Brief
Would you quote every entry exactly, dropping only the pictures?

Source data
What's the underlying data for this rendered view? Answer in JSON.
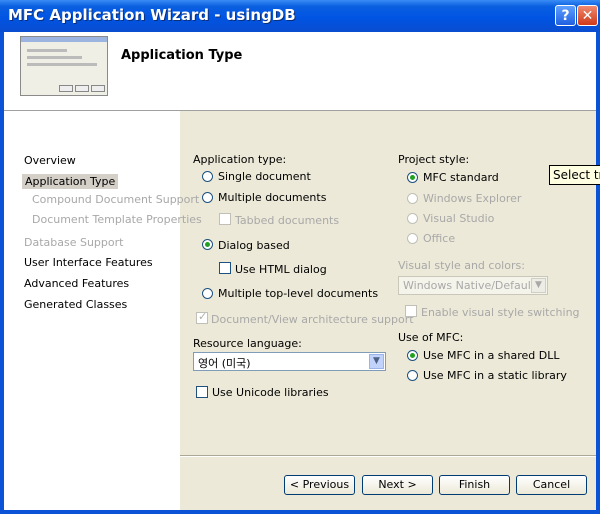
{
  "window": {
    "title": "MFC Application Wizard - usingDB",
    "help_glyph": "?",
    "close_glyph": "✕"
  },
  "header": {
    "title": "Application Type"
  },
  "sidebar": {
    "items": [
      {
        "label": "Overview"
      },
      {
        "label": "Application Type"
      },
      {
        "label": "Compound Document Support"
      },
      {
        "label": "Document Template Properties"
      },
      {
        "label": "Database Support"
      },
      {
        "label": "User Interface Features"
      },
      {
        "label": "Advanced Features"
      },
      {
        "label": "Generated Classes"
      }
    ]
  },
  "app_type": {
    "label": "Application type:",
    "single": "Single document",
    "multiple": "Multiple documents",
    "tabbed": "Tabbed documents",
    "dialog": "Dialog based",
    "html_dialog": "Use HTML dialog",
    "top_level": "Multiple top-level documents",
    "doc_view": "Document/View architecture support",
    "selected": "Dialog based"
  },
  "resource": {
    "label": "Resource language:",
    "value": "영어 (미국)",
    "unicode": "Use Unicode libraries"
  },
  "project_style": {
    "label": "Project style:",
    "mfc_standard": "MFC standard",
    "explorer": "Windows Explorer",
    "visual_studio": "Visual Studio",
    "office": "Office",
    "selected": "MFC standard"
  },
  "visual_style": {
    "label": "Visual style and colors:",
    "value": "Windows Native/Default",
    "switching": "Enable visual style switching"
  },
  "use_mfc": {
    "label": "Use of MFC:",
    "shared": "Use MFC in a shared DLL",
    "static": "Use MFC in a static library",
    "selected": "Use MFC in a shared DLL"
  },
  "buttons": {
    "previous": "< Previous",
    "next": "Next >",
    "finish": "Finish",
    "cancel": "Cancel"
  },
  "tooltip": {
    "text": "Select tra"
  }
}
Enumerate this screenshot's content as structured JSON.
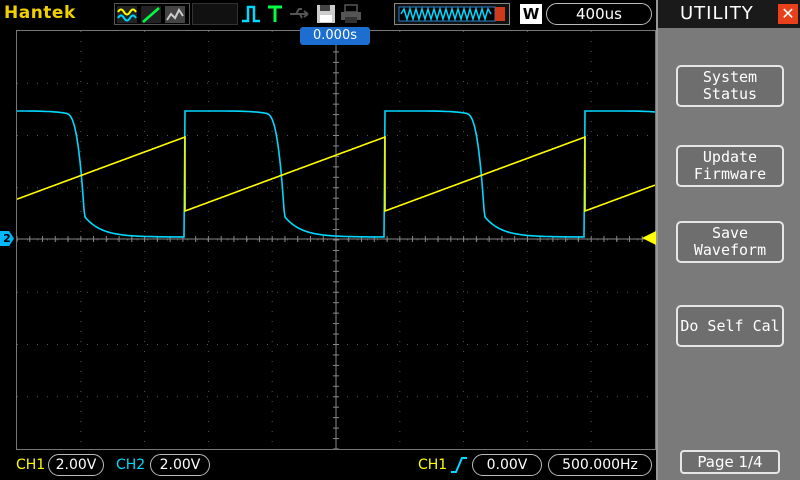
{
  "header": {
    "brand": "Hantek",
    "timebase": "400us",
    "waveform_mode": "W",
    "trigger_position": "0.000s"
  },
  "panel": {
    "title": "UTILITY",
    "buttons": [
      {
        "label": "System\nStatus"
      },
      {
        "label": "Update\nFirmware"
      },
      {
        "label": "Save\nWaveform"
      },
      {
        "label": "Do Self Cal"
      }
    ],
    "page": "Page 1/4"
  },
  "footer": {
    "ch1_label": "CH1",
    "ch1_scale": "2.00V",
    "ch2_label": "CH2",
    "ch2_scale": "2.00V",
    "trig_source": "CH1",
    "trig_level": "0.00V",
    "trig_freq": "500.000Hz"
  },
  "markers": {
    "ch2_marker": "2"
  },
  "colors": {
    "ch1": "#ffff00",
    "ch2": "#00d8ff",
    "brand": "#f0d000",
    "close": "#e8401a"
  },
  "icons": {
    "mode_wave": "wave-icon",
    "mode_ramp": "ramp-icon",
    "mode_persist": "persist-icon",
    "trigger_edge": "trigger-edge-icon",
    "trigger_t": "trigger-t-icon",
    "usb": "usb-icon",
    "save": "floppy-icon",
    "print": "printer-icon",
    "close": "close-icon"
  }
}
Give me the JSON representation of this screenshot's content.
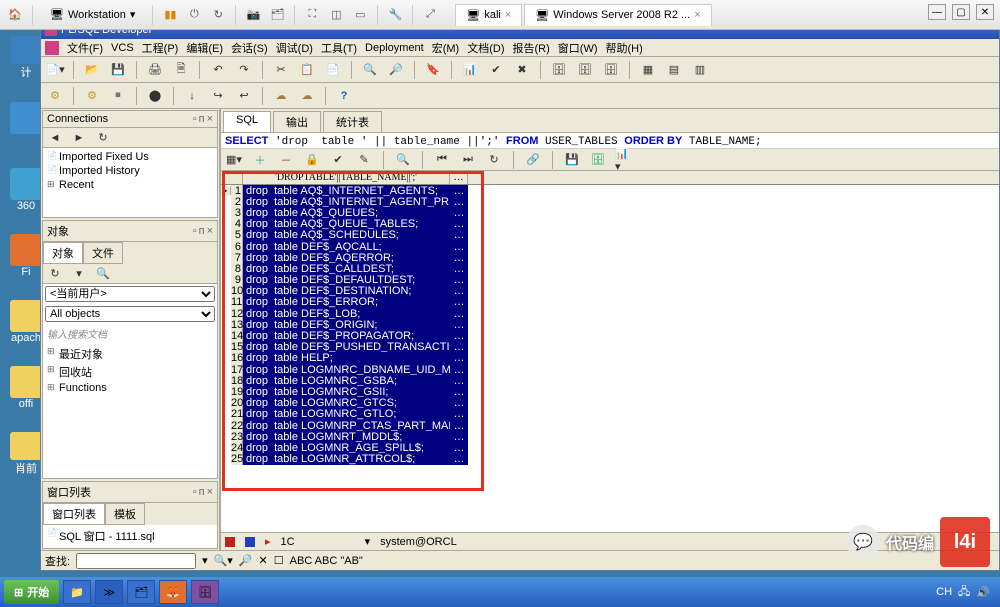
{
  "vm": {
    "workstation_label": "Workstation",
    "tab_kali": "kali",
    "tab_win": "Windows Server 2008 R2 ..."
  },
  "app": {
    "title": "PL/SQL Developer",
    "menus": [
      "文件(F)",
      "VCS",
      "工程(P)",
      "编辑(E)",
      "会话(S)",
      "调试(D)",
      "工具(T)",
      "Deployment",
      "宏(M)",
      "文档(D)",
      "报告(R)",
      "窗口(W)",
      "帮助(H)"
    ]
  },
  "connections": {
    "title": "Connections",
    "items": [
      "Imported Fixed Us",
      "Imported History",
      "Recent"
    ]
  },
  "objects": {
    "title": "对象",
    "tabs": [
      "对象",
      "文件"
    ],
    "current_user": "<当前用户>",
    "all_objects": "All objects",
    "hint": "输入搜索文档",
    "tree": [
      "最近对象",
      "回收站",
      "Functions"
    ]
  },
  "winlist": {
    "title": "窗口列表",
    "tabs": [
      "窗口列表",
      "模板"
    ],
    "item": "SQL 窗口 - 1111.sql"
  },
  "sql": {
    "tabs": [
      "SQL",
      "输出",
      "统计表"
    ],
    "query": "SELECT 'drop  table ' || table_name || ';' FROM USER_TABLES ORDER BY TABLE_NAME;"
  },
  "grid": {
    "headers": [
      "'DROPTABLE'||TABLE_NAME||';'"
    ],
    "rows": [
      "drop  table AQ$_INTERNET_AGENTS;",
      "drop  table AQ$_INTERNET_AGENT_PRIVS;",
      "drop  table AQ$_QUEUES;",
      "drop  table AQ$_QUEUE_TABLES;",
      "drop  table AQ$_SCHEDULES;",
      "drop  table DEF$_AQCALL;",
      "drop  table DEF$_AQERROR;",
      "drop  table DEF$_CALLDEST;",
      "drop  table DEF$_DEFAULTDEST;",
      "drop  table DEF$_DESTINATION;",
      "drop  table DEF$_ERROR;",
      "drop  table DEF$_LOB;",
      "drop  table DEF$_ORIGIN;",
      "drop  table DEF$_PROPAGATOR;",
      "drop  table DEF$_PUSHED_TRANSACTIONS;",
      "drop  table HELP;",
      "drop  table LOGMNRC_DBNAME_UID_MAP;",
      "drop  table LOGMNRC_GSBA;",
      "drop  table LOGMNRC_GSII;",
      "drop  table LOGMNRC_GTCS;",
      "drop  table LOGMNRC_GTLO;",
      "drop  table LOGMNRP_CTAS_PART_MAP;",
      "drop  table LOGMNRT_MDDL$;",
      "drop  table LOGMNR_AGE_SPILL$;",
      "drop  table LOGMNR_ATTRCOL$;"
    ]
  },
  "status": {
    "pos": "1C",
    "conn": "system@ORCL"
  },
  "search": {
    "label": "查找:",
    "options": "ABC ABC \"AB\""
  },
  "taskbar": {
    "start": "开始"
  },
  "watermark": {
    "text": "代码编"
  }
}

Solution to the exercise
What's the underlying data for this rendered view? Answer in JSON.
{
  "window": {
    "title": "MFC Application Wizard - usingDB",
    "help_glyph": "?",
    "close_glyph": "✕"
  },
  "header": {
    "title": "Application Type"
  },
  "sidebar": {
    "items": [
      {
        "label": "Overview"
      },
      {
        "label": "Application Type"
      },
      {
        "label": "Compound Document Support"
      },
      {
        "label": "Document Template Properties"
      },
      {
        "label": "Database Support"
      },
      {
        "label": "User Interface Features"
      },
      {
        "label": "Advanced Features"
      },
      {
        "label": "Generated Classes"
      }
    ]
  },
  "app_type": {
    "label": "Application type:",
    "single": "Single document",
    "multiple": "Multiple documents",
    "tabbed": "Tabbed documents",
    "dialog": "Dialog based",
    "html_dialog": "Use HTML dialog",
    "top_level": "Multiple top-level documents",
    "doc_view": "Document/View architecture support",
    "selected": "Dialog based"
  },
  "resource": {
    "label": "Resource language:",
    "value": "영어 (미국)",
    "unicode": "Use Unicode libraries"
  },
  "project_style": {
    "label": "Project style:",
    "mfc_standard": "MFC standard",
    "explorer": "Windows Explorer",
    "visual_studio": "Visual Studio",
    "office": "Office",
    "selected": "MFC standard"
  },
  "visual_style": {
    "label": "Visual style and colors:",
    "value": "Windows Native/Default",
    "switching": "Enable visual style switching"
  },
  "use_mfc": {
    "label": "Use of MFC:",
    "shared": "Use MFC in a shared DLL",
    "static": "Use MFC in a static library",
    "selected": "Use MFC in a shared DLL"
  },
  "buttons": {
    "previous": "< Previous",
    "next": "Next >",
    "finish": "Finish",
    "cancel": "Cancel"
  },
  "tooltip": {
    "text": "Select tra"
  }
}
Enumerate this screenshot's content as structured JSON.
{
  "header": {
    "brand": "Hantek",
    "timebase": "400us",
    "waveform_mode": "W",
    "trigger_position": "0.000s"
  },
  "panel": {
    "title": "UTILITY",
    "buttons": [
      {
        "label": "System\nStatus"
      },
      {
        "label": "Update\nFirmware"
      },
      {
        "label": "Save\nWaveform"
      },
      {
        "label": "Do Self Cal"
      }
    ],
    "page": "Page 1/4"
  },
  "footer": {
    "ch1_label": "CH1",
    "ch1_scale": "2.00V",
    "ch2_label": "CH2",
    "ch2_scale": "2.00V",
    "trig_source": "CH1",
    "trig_level": "0.00V",
    "trig_freq": "500.000Hz"
  },
  "markers": {
    "ch2_marker": "2"
  },
  "colors": {
    "ch1": "#ffff00",
    "ch2": "#00d8ff",
    "brand": "#f0d000",
    "close": "#e8401a"
  },
  "icons": {
    "mode_wave": "wave-icon",
    "mode_ramp": "ramp-icon",
    "mode_persist": "persist-icon",
    "trigger_edge": "trigger-edge-icon",
    "trigger_t": "trigger-t-icon",
    "usb": "usb-icon",
    "save": "floppy-icon",
    "print": "printer-icon",
    "close": "close-icon"
  }
}
Give me the JSON representation of this screenshot's content.
{
  "vm": {
    "workstation_label": "Workstation",
    "tab_kali": "kali",
    "tab_win": "Windows Server 2008 R2 ..."
  },
  "app": {
    "title": "PL/SQL Developer",
    "menus": [
      "文件(F)",
      "VCS",
      "工程(P)",
      "编辑(E)",
      "会话(S)",
      "调试(D)",
      "工具(T)",
      "Deployment",
      "宏(M)",
      "文档(D)",
      "报告(R)",
      "窗口(W)",
      "帮助(H)"
    ]
  },
  "connections": {
    "title": "Connections",
    "items": [
      "Imported Fixed Us",
      "Imported History",
      "Recent"
    ]
  },
  "objects": {
    "title": "对象",
    "tabs": [
      "对象",
      "文件"
    ],
    "current_user": "<当前用户>",
    "all_objects": "All objects",
    "hint": "输入搜索文档",
    "tree": [
      "最近对象",
      "回收站",
      "Functions"
    ]
  },
  "winlist": {
    "title": "窗口列表",
    "tabs": [
      "窗口列表",
      "模板"
    ],
    "item": "SQL 窗口 - 1111.sql"
  },
  "sql": {
    "tabs": [
      "SQL",
      "输出",
      "统计表"
    ],
    "query": "SELECT 'drop  table ' || table_name || ';' FROM USER_TABLES ORDER BY TABLE_NAME;"
  },
  "grid": {
    "headers": [
      "'DROPTABLE'||TABLE_NAME||';'"
    ],
    "rows": [
      "drop  table AQ$_INTERNET_AGENTS;",
      "drop  table AQ$_INTERNET_AGENT_PRIVS;",
      "drop  table AQ$_QUEUES;",
      "drop  table AQ$_QUEUE_TABLES;",
      "drop  table AQ$_SCHEDULES;",
      "drop  table DEF$_AQCALL;",
      "drop  table DEF$_AQERROR;",
      "drop  table DEF$_CALLDEST;",
      "drop  table DEF$_DEFAULTDEST;",
      "drop  table DEF$_DESTINATION;",
      "drop  table DEF$_ERROR;",
      "drop  table DEF$_LOB;",
      "drop  table DEF$_ORIGIN;",
      "drop  table DEF$_PROPAGATOR;",
      "drop  table DEF$_PUSHED_TRANSACTIONS;",
      "drop  table HELP;",
      "drop  table LOGMNRC_DBNAME_UID_MAP;",
      "drop  table LOGMNRC_GSBA;",
      "drop  table LOGMNRC_GSII;",
      "drop  table LOGMNRC_GTCS;",
      "drop  table LOGMNRC_GTLO;",
      "drop  table LOGMNRP_CTAS_PART_MAP;",
      "drop  table LOGMNRT_MDDL$;",
      "drop  table LOGMNR_AGE_SPILL$;",
      "drop  table LOGMNR_ATTRCOL$;"
    ]
  },
  "status": {
    "pos": "1C",
    "conn": "system@ORCL"
  },
  "search": {
    "label": "查找:",
    "options": "ABC ABC \"AB\""
  },
  "taskbar": {
    "start": "开始"
  },
  "watermark": {
    "text": "代码编"
  }
}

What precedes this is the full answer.